Archive for the Issues Category
Despite a history of leading the region out of recessions, New Hampshire’s recent track record of job creation falls well short of that legacy. Only as of March 2015 has the state returned to prerecession levels of employment and jobs numbers. This paper compares the last three recoveries to the current one, detailing the state’s increasing difficulty in recovering from economic downturns.
While studies of proposed passenger commuter rail lines often predict job creation, studies of lines that have been built and operating have found that these projects do not create jobs by themselves, but they can influence where already planned investments will happen.
Canada has one of the most commonly cited single-payer health systems in the world. Many countries are constantly trying to improve their healthcare system, leading to comparisons to perceptually better systems. But before anyone tries to make direct comparisons, they should remember that regardless of its design, no healthcare system was created in one step. Canada’s healthcare system has developed over decades, with the goal of providing equal care to every citizen.
“Each state has its own reduction goal, reached through a complex calculation based on current energy production sources and possible policy choices. For New Hampshire to comply with these rules, the state would need to reduce emissions from fossil fuel fired plants by more than 46% by 2030.”

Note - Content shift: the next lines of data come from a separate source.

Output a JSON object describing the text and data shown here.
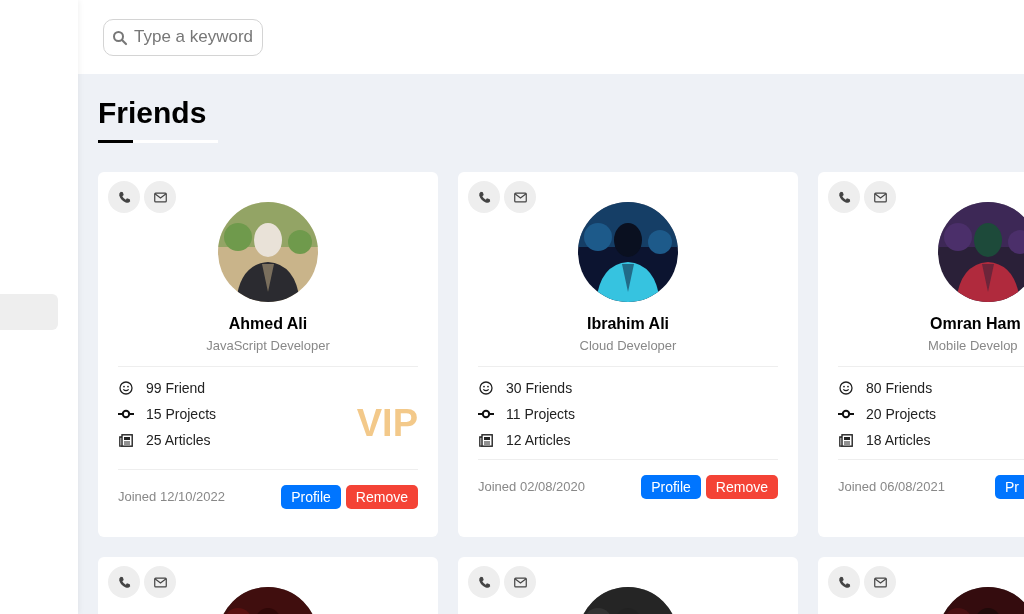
{
  "search": {
    "placeholder": "Type a keyword"
  },
  "page_title": "Friends",
  "cards": [
    {
      "name": "Ahmed Ali",
      "role": "JavaScript Developer",
      "badge": "VIP",
      "stats": [
        {
          "kind": "friends",
          "text": "99 Friend"
        },
        {
          "kind": "projects",
          "text": "15 Projects"
        },
        {
          "kind": "articles",
          "text": "25 Articles"
        }
      ],
      "joined": "Joined 12/10/2022",
      "buttons": [
        {
          "kind": "profile",
          "label": "Profile"
        },
        {
          "kind": "remove",
          "label": "Remove"
        }
      ]
    },
    {
      "name": "Ibrahim Ali",
      "role": "Cloud Developer",
      "stats": [
        {
          "kind": "friends",
          "text": "30 Friends"
        },
        {
          "kind": "projects",
          "text": "11 Projects"
        },
        {
          "kind": "articles",
          "text": "12 Articles"
        }
      ],
      "joined": "Joined 02/08/2020",
      "buttons": [
        {
          "kind": "profile",
          "label": "Profile"
        },
        {
          "kind": "remove",
          "label": "Remove"
        }
      ]
    },
    {
      "name": "Omran Ham",
      "role": "Mobile Develop",
      "stats": [
        {
          "kind": "friends",
          "text": "80 Friends"
        },
        {
          "kind": "projects",
          "text": "20 Projects"
        },
        {
          "kind": "articles",
          "text": "18 Articles"
        }
      ],
      "joined": "Joined 06/08/2021",
      "buttons": [
        {
          "kind": "profile",
          "label": "Pr"
        }
      ]
    },
    {
      "avatar": {
        "kind": "picture"
      }
    },
    {
      "avatar": {
        "kind": "picture"
      }
    },
    {
      "avatar": {
        "kind": "picture"
      }
    }
  ]
}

The current FY14-15 budget spends $30.5 million more on Health and Human Services than the House Budget proposed, when Uncompensated Care is removed. Revenue projections for the Medicaid Enhancement Tax (MET), which funds Uncompensated Care, were revised downwards in the Enacted Budget on the advice of HHS. Taking into account all back of the budget reductions, the Enacted Budget spends nearly $23.5 million more over the biennium than the House Budget in General Funds.

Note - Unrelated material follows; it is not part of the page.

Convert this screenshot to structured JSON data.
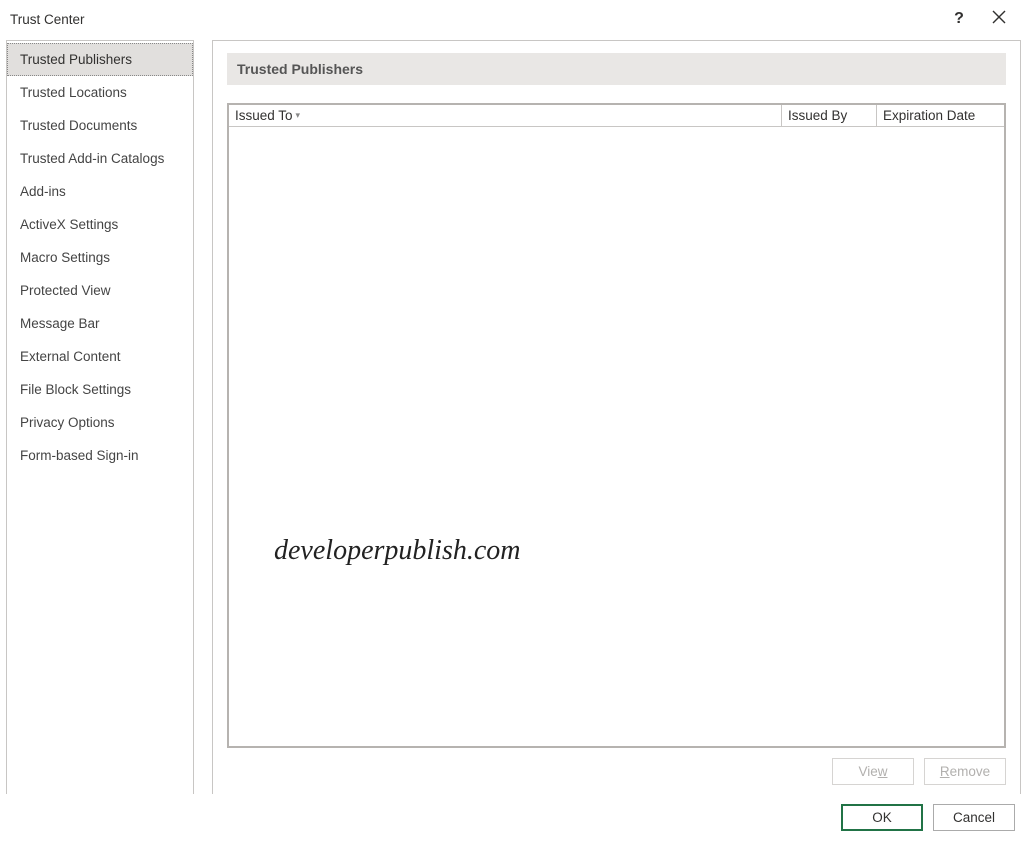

The survey found that 97 percent of parents of scholarship recipients are satisfied with their chosen private or home schools, 68 percent noticed measurable academic improvement since receiving the scholarship, and 74 percent of private school parents reported that they would have been unable to afford tuition without the scholarship. These findings are consistent with previous research and demonstrate once again the promise of educational choice programs.

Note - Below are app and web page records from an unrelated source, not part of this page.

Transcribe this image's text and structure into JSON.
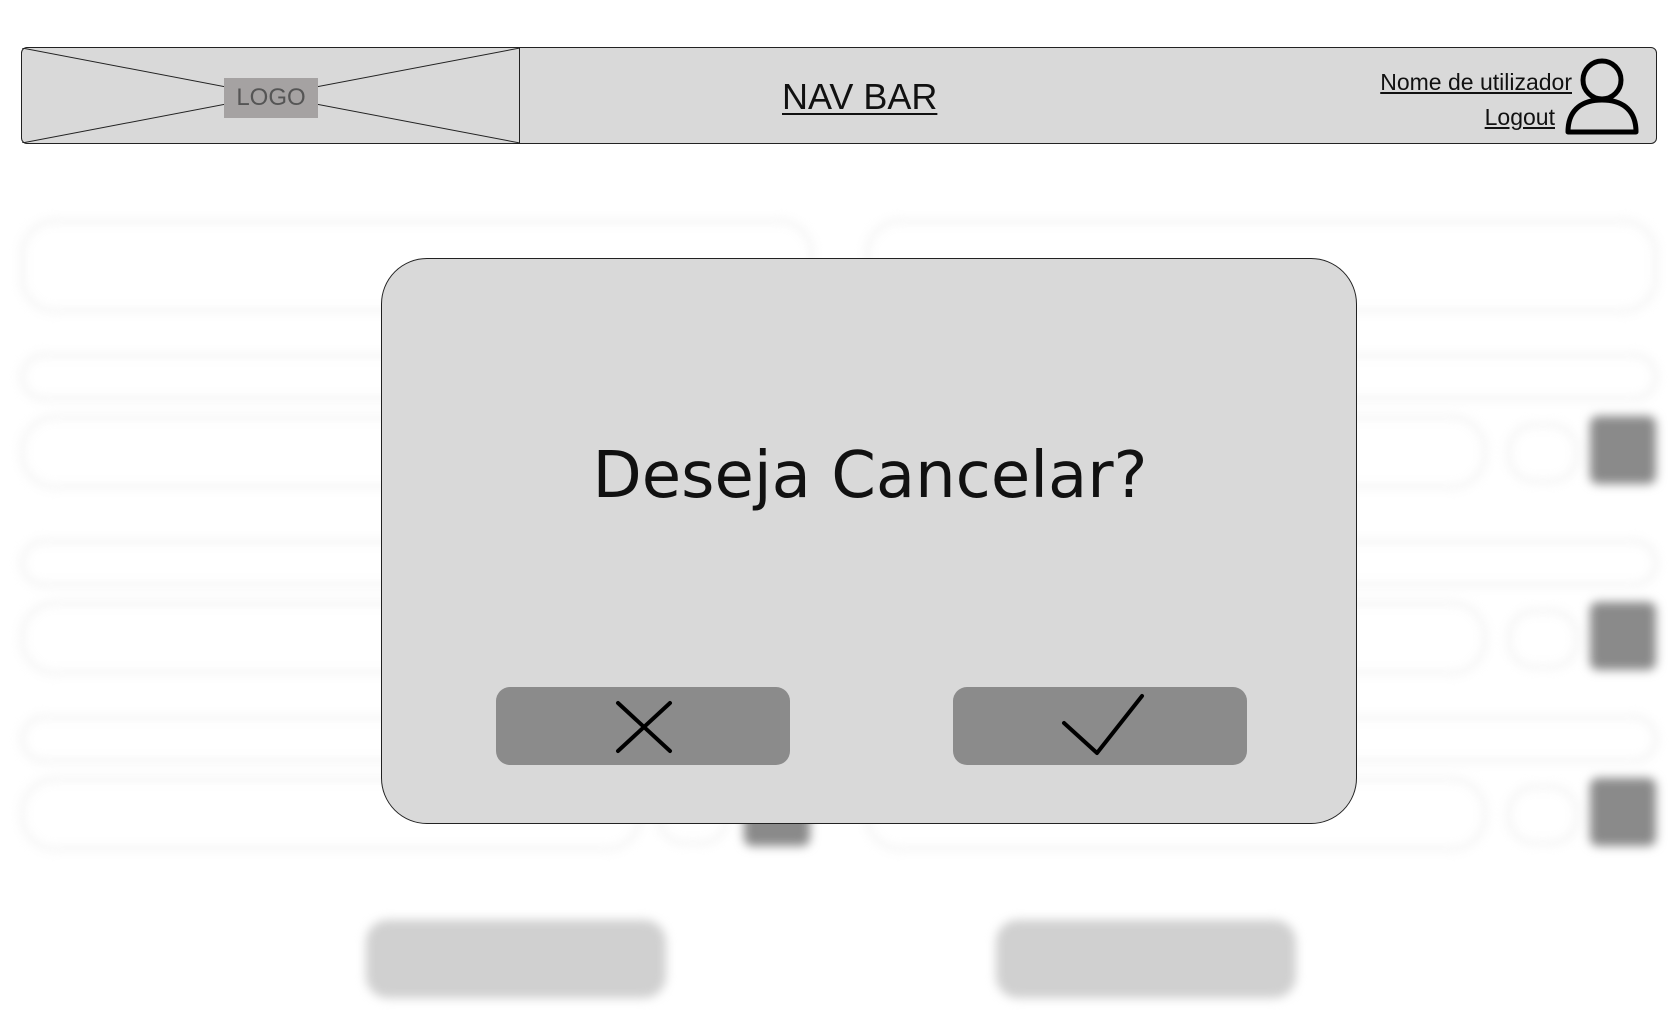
{
  "navbar": {
    "logo_text": "LOGO",
    "title": "NAV BAR",
    "user_name": "Nome de utilizador",
    "logout": "Logout",
    "user_icon": "user-icon"
  },
  "modal": {
    "question": "Deseja Cancelar?",
    "cancel_icon": "close-icon",
    "confirm_icon": "check-icon"
  },
  "colors": {
    "navbar_bg": "#d9d9d9",
    "modal_bg": "#d9d9d9",
    "modal_button_bg": "#8b8b8b",
    "logo_label_bg": "#a5a2a2"
  }
}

Most of us would not want to be judged for the rest of our lives based on what we did when we were 17 years-old. Unfortunately, this is the reality for too many youngsters in New Hampshire since the state lowered the maximum age of juvenile court jurisdiction from 18 to 17 in 1996.
In Wednesday’s column about a misleading attack on charter school funding, I made a big mistake. I want to correct my mistake about the source of the very misleading information that was circulated and explain to you how I made the mistake and the problem with the information. It’s important that you feel free to agree or disagree with my conclusions but not have cause to doubt my information.
A modest normalization of charter school funding, although long overdue, has become a political football and subject of misinformed and purposely misleading arguments to try and kill it. The truth, easily discovered, is that the proposal covers fewer than 2% of students and involves less than 2% of state education funding and continues to ask charter schools to prosper with less than half the funding of traditional schools.